|Abnormal||KNH-WB||8||0||31||41||30||4||2.53(±0.82)||χ 2 = 25.09; 4df * p < 0.01 (0.000)|
|CFAs KNH + PMH||5||22||25||58||25||11|
73.8% of the babies born with anomalies were between the first and the second birth order. There were no anomalies beyond sixth borns. To rule out the idea that the first borns seemed heavily laden with anomalies just because there were more first borns in this study, a proportionality test was done which showed that the sixth borns had the highest proportion of anomalies. Fisher exact test (Fisher exact test χ 2 = 0.27: 1df p > 0.05) was carried out to determine whether the first or sixth borns were the most predisposed to anomalies. It confirmed that first borns were significantly associated with anomalies ( Fig. 2 ).

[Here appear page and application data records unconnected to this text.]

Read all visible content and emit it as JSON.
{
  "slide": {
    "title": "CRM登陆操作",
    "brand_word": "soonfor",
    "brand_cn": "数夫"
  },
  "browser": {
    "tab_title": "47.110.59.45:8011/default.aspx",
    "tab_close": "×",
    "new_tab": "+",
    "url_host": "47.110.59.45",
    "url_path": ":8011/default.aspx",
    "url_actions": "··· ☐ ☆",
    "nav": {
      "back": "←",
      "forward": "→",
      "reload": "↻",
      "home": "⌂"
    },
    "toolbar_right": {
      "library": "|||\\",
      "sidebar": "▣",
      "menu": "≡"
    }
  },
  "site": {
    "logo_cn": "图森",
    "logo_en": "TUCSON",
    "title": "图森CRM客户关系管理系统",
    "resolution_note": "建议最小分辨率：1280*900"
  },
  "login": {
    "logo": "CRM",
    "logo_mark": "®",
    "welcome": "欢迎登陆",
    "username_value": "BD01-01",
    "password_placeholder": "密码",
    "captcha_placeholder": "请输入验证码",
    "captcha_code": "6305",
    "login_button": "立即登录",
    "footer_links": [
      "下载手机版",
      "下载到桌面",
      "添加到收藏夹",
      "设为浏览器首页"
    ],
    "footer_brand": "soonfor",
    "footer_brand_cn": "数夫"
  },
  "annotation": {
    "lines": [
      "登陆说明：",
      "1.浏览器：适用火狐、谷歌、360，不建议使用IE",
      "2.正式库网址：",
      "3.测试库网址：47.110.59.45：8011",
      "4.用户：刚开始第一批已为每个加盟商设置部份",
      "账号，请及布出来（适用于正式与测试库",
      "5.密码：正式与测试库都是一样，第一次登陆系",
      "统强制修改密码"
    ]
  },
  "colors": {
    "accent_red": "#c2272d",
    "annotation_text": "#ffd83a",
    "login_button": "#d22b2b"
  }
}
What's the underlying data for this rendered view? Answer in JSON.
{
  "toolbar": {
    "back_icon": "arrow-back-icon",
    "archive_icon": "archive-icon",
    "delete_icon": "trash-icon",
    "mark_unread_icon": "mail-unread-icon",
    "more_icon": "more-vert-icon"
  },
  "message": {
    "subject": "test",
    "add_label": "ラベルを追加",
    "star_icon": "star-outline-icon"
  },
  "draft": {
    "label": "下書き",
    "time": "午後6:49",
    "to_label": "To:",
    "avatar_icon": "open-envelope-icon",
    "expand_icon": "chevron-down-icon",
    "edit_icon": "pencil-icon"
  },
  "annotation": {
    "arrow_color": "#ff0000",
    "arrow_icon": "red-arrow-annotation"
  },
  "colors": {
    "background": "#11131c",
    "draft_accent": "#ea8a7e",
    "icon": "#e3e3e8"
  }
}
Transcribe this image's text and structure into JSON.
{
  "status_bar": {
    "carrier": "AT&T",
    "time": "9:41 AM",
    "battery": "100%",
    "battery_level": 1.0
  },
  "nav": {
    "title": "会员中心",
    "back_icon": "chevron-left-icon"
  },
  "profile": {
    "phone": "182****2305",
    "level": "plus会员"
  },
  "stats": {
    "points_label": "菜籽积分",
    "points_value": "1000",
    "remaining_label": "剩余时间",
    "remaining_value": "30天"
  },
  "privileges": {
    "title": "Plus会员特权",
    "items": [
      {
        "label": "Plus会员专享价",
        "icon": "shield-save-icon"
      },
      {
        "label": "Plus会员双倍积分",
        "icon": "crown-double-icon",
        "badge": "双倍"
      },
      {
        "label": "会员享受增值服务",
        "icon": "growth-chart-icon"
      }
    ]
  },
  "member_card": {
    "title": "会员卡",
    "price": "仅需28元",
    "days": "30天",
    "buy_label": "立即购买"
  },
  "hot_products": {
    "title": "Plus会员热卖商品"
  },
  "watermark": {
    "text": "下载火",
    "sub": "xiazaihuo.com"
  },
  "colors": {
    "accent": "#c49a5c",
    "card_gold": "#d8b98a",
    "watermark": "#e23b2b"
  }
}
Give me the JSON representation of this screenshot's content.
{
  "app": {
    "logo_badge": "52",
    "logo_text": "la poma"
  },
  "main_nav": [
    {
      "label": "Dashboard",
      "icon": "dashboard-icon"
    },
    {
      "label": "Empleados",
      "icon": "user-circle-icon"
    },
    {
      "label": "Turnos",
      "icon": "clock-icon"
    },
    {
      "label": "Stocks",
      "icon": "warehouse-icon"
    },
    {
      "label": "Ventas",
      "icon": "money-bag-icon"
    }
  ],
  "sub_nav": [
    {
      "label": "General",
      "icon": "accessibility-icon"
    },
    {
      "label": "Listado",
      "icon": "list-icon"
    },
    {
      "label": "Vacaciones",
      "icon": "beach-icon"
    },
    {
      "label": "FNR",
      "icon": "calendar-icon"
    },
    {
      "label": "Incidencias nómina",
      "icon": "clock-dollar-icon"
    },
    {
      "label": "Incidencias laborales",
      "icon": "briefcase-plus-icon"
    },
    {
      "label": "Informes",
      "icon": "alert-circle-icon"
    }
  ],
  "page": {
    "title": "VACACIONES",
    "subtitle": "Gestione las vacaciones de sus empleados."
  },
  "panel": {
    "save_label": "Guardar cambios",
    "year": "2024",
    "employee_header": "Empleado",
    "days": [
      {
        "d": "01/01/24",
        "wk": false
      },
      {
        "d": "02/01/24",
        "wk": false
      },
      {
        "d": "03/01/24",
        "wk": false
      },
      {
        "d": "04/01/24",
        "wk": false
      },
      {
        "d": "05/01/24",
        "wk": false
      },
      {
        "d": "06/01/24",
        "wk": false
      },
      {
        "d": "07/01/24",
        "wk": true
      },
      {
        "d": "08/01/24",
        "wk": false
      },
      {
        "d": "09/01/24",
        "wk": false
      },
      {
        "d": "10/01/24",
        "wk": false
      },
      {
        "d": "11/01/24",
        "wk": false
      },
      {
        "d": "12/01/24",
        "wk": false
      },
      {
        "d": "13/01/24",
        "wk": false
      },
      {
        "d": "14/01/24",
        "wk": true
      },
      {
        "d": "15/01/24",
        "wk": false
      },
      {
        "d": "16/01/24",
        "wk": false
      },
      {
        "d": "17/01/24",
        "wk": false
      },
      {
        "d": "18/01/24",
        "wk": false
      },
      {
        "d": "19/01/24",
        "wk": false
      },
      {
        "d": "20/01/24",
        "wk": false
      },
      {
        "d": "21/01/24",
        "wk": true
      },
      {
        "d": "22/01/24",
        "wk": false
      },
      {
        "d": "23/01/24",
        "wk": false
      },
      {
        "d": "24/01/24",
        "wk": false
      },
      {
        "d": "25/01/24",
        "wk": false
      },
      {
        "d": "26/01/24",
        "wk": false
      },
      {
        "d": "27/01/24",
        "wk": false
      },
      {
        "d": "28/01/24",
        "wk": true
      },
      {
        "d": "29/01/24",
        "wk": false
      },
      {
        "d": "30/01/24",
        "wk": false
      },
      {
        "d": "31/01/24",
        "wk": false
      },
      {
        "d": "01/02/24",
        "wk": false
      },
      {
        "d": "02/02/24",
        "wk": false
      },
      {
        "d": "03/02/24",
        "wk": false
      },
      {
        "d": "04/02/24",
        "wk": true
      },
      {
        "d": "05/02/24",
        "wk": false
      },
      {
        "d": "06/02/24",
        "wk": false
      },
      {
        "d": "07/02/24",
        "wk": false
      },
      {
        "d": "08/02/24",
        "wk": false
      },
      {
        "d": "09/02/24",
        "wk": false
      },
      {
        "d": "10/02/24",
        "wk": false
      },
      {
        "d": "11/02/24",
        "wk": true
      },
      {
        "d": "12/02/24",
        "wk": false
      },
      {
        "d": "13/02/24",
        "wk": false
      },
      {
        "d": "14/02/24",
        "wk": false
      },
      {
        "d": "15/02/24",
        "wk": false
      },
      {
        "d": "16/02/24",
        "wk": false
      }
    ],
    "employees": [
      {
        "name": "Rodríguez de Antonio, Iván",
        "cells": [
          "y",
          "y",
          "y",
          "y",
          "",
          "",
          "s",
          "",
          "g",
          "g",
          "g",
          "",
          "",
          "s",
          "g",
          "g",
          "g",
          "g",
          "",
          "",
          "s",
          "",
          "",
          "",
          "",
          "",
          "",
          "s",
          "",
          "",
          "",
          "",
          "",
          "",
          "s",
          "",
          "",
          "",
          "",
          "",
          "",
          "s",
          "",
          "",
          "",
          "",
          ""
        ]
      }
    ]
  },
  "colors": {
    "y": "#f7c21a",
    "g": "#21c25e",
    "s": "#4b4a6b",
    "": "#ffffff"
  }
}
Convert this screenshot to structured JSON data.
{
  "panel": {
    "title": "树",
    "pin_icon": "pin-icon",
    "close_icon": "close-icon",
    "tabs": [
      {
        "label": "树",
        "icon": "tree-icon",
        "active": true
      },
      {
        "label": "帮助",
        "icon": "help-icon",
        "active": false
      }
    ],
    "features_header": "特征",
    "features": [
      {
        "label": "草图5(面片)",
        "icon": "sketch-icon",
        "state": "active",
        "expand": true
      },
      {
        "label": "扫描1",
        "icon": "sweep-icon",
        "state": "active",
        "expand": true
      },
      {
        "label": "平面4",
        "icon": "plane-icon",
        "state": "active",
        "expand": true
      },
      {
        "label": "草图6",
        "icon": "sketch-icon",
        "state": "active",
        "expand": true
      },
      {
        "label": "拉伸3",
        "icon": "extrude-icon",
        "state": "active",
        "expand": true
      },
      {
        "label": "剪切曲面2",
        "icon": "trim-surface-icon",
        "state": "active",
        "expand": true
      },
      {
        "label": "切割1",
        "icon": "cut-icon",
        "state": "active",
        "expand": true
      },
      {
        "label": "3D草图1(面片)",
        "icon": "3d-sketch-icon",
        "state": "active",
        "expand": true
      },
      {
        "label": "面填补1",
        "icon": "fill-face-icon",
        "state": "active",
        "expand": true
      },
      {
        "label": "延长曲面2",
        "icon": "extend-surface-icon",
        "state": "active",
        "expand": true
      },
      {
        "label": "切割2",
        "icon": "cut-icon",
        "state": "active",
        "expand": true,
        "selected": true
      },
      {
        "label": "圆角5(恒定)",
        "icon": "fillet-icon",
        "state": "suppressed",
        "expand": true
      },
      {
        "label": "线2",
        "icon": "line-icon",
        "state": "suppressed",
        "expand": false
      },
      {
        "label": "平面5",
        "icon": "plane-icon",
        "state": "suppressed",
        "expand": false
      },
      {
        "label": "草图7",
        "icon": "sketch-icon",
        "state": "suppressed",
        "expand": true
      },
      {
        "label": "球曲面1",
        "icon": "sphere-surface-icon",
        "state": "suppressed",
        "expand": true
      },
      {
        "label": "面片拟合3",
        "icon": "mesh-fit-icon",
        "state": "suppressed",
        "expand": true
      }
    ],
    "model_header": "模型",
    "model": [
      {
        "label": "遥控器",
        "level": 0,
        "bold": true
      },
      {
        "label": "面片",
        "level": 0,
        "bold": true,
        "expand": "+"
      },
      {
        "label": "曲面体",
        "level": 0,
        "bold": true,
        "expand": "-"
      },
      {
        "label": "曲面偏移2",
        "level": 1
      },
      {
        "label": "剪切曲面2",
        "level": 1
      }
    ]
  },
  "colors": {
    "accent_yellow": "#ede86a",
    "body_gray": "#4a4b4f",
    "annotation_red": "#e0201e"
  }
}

The 146 CFAs were broadly classified into aural (65), orbital (15), cranial (35), oral (26) and isolated nasal anomalies (5). Aural anomalies ( Table 5 ) formed 44.5% of the CFAs and occurred at a rate of 8.1/1000 of the total births, of which the preauricular sinus was the most common minor anomaly. Microtia ( Fig. 3 A and B ) occurred in a spurt within 1 week, ranging from the most severe (type III) to the least severe (type I). It was common in males and the right ear was the most involved. The syndromic low-set ear was noticed in 2 infants who had Down’s syndrome (0.3/1000 births): this occurred in conjunction with posteriorly oriented ears, webbed neck and mongoloid slanting palpebral fissures. Imperforate external auditory meatus, preauricular cyst and atretic ears had the least incidence. Preauricular sinus was common on the right, was single in all instances except in one case whereby two sinuses occurred with one superior to the other, both along the preauricular crease above the tragus. It occurred 1.5 times more in females than in males. Preauricular tags showed a preponderance for the right side with no gender predilection and both the sinuses and tags were observed more in live births. Preauricular tags were mostly single and ranged from negligible skin elevations to large ones interfering with cosmesis. Some were the same colour as the surrounding skin whilst others were darker or lighter: they coexisted with normal and abnormal helices in equal proportions. In one instance, three preauricular tags of different colours and sizes were observed anterior to the auricle ( Fig. 3 D).
|Aural anomalies||Frequency||% of anomaly||% in total births||Incidence/1000|
|Imperforate Ex. auditory meatus||3||1.6||0.04||0.4|
|Posteriorly oriented ears||1||1.6||0.01||0.1|